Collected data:

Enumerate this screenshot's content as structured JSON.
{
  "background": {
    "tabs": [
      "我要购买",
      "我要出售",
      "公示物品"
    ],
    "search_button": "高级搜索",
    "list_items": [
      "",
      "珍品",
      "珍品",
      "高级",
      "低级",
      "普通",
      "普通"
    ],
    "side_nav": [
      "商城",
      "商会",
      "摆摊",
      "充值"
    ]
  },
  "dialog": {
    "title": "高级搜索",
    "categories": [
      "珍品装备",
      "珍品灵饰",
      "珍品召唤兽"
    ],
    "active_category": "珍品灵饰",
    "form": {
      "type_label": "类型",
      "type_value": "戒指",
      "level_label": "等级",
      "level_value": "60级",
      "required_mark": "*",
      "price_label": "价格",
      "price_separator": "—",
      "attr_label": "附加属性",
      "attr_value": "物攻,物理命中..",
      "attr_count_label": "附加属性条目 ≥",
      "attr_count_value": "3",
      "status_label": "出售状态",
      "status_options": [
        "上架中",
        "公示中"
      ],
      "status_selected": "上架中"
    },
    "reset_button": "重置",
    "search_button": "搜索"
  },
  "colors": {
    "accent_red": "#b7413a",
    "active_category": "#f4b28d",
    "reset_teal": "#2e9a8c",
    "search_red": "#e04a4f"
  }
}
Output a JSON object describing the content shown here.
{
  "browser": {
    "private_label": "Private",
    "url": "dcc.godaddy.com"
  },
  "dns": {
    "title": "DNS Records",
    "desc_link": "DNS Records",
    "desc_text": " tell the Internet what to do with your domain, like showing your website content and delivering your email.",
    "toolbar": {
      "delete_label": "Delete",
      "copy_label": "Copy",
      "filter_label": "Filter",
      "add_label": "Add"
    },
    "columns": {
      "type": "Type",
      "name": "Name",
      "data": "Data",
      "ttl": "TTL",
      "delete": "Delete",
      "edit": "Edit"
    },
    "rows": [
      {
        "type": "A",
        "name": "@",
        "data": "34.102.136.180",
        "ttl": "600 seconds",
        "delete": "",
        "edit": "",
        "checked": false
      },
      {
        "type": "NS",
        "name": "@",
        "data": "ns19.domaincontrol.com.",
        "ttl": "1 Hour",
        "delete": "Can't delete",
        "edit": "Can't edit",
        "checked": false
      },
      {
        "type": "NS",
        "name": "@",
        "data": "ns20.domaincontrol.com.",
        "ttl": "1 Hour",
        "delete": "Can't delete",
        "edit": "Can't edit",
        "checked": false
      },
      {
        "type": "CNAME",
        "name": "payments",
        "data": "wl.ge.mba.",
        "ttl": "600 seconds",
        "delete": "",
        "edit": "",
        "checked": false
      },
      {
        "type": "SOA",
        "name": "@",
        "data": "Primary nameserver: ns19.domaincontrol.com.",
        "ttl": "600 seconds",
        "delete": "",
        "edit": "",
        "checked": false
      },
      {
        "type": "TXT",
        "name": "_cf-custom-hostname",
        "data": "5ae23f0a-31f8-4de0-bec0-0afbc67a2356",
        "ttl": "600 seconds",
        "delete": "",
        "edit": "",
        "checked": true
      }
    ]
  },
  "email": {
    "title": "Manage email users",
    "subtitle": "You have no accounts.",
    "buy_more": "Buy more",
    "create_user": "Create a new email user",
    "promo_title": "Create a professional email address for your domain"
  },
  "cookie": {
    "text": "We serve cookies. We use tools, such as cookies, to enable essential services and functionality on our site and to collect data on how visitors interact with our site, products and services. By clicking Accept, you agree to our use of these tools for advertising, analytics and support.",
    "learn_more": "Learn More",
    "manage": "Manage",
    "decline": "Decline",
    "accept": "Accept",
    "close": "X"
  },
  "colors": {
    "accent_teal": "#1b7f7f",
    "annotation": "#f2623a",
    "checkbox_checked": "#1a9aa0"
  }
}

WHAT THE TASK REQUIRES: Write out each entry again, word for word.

RESPONSE:
Enumerate this screenshot's content as structured JSON.
{
  "background": {
    "tabs": [
      "我要购买",
      "我要出售",
      "公示物品"
    ],
    "search_button": "高级搜索",
    "list_items": [
      "",
      "珍品",
      "珍品",
      "高级",
      "低级",
      "普通",
      "普通"
    ],
    "side_nav": [
      "商城",
      "商会",
      "摆摊",
      "充值"
    ]
  },
  "dialog": {
    "title": "高级搜索",
    "categories": [
      "珍品装备",
      "珍品灵饰",
      "珍品召唤兽"
    ],
    "active_category": "珍品灵饰",
    "form": {
      "type_label": "类型",
      "type_value": "戒指",
      "level_label": "等级",
      "level_value": "60级",
      "required_mark": "*",
      "price_label": "价格",
      "price_separator": "—",
      "attr_label": "附加属性",
      "attr_value": "物攻,物理命中..",
      "attr_count_label": "附加属性条目 ≥",
      "attr_count_value": "3",
      "status_label": "出售状态",
      "status_options": [
        "上架中",
        "公示中"
      ],
      "status_selected": "上架中"
    },
    "reset_button": "重置",
    "search_button": "搜索"
  },
  "colors": {
    "accent_red": "#b7413a",
    "active_category": "#f4b28d",
    "reset_teal": "#2e9a8c",
    "search_red": "#e04a4f"
  }
}
Output a JSON object describing the content shown here.
{
  "browser": {
    "private_label": "Private",
    "url": "dcc.godaddy.com"
  },
  "dns": {
    "title": "DNS Records",
    "desc_link": "DNS Records",
    "desc_text": " tell the Internet what to do with your domain, like showing your website content and delivering your email.",
    "toolbar": {
      "delete_label": "Delete",
      "copy_label": "Copy",
      "filter_label": "Filter",
      "add_label": "Add"
    },
    "columns": {
      "type": "Type",
      "name": "Name",
      "data": "Data",
      "ttl": "TTL",
      "delete": "Delete",
      "edit": "Edit"
    },
    "rows": [
      {
        "type": "A",
        "name": "@",
        "data": "34.102.136.180",
        "ttl": "600 seconds",
        "delete": "",
        "edit": "",
        "checked": false
      },
      {
        "type": "NS",
        "name": "@",
        "data": "ns19.domaincontrol.com.",
        "ttl": "1 Hour",
        "delete": "Can't delete",
        "edit": "Can't edit",
        "checked": false
      },
      {
        "type": "NS",
        "name": "@",
        "data": "ns20.domaincontrol.com.",
        "ttl": "1 Hour",
        "delete": "Can't delete",
        "edit": "Can't edit",
        "checked": false
      },
      {
        "type": "CNAME",
        "name": "payments",
        "data": "wl.ge.mba.",
        "ttl": "600 seconds",
        "delete": "",
        "edit": "",
        "checked": false
      },
      {
        "type": "SOA",
        "name": "@",
        "data": "Primary nameserver: ns19.domaincontrol.com.",
        "ttl": "600 seconds",
        "delete": "",
        "edit": "",
        "checked": false
      },
      {
        "type": "TXT",
        "name": "_cf-custom-hostname",
        "data": "5ae23f0a-31f8-4de0-bec0-0afbc67a2356",
        "ttl": "600 seconds",
        "delete": "",
        "edit": "",
        "checked": true
      }
    ]
  },
  "email": {
    "title": "Manage email users",
    "subtitle": "You have no accounts.",
    "buy_more": "Buy more",
    "create_user": "Create a new email user",
    "promo_title": "Create a professional email address for your domain"
  },
  "cookie": {
    "text": "We serve cookies. We use tools, such as cookies, to enable essential services and functionality on our site and to collect data on how visitors interact with our site, products and services. By clicking Accept, you agree to our use of these tools for advertising, analytics and support.",
    "learn_more": "Learn More",
    "manage": "Manage",
    "decline": "Decline",
    "accept": "Accept",
    "close": "X"
  },
  "colors": {
    "accent_teal": "#1b7f7f",
    "annotation": "#f2623a",
    "checkbox_checked": "#1a9aa0"
  }
}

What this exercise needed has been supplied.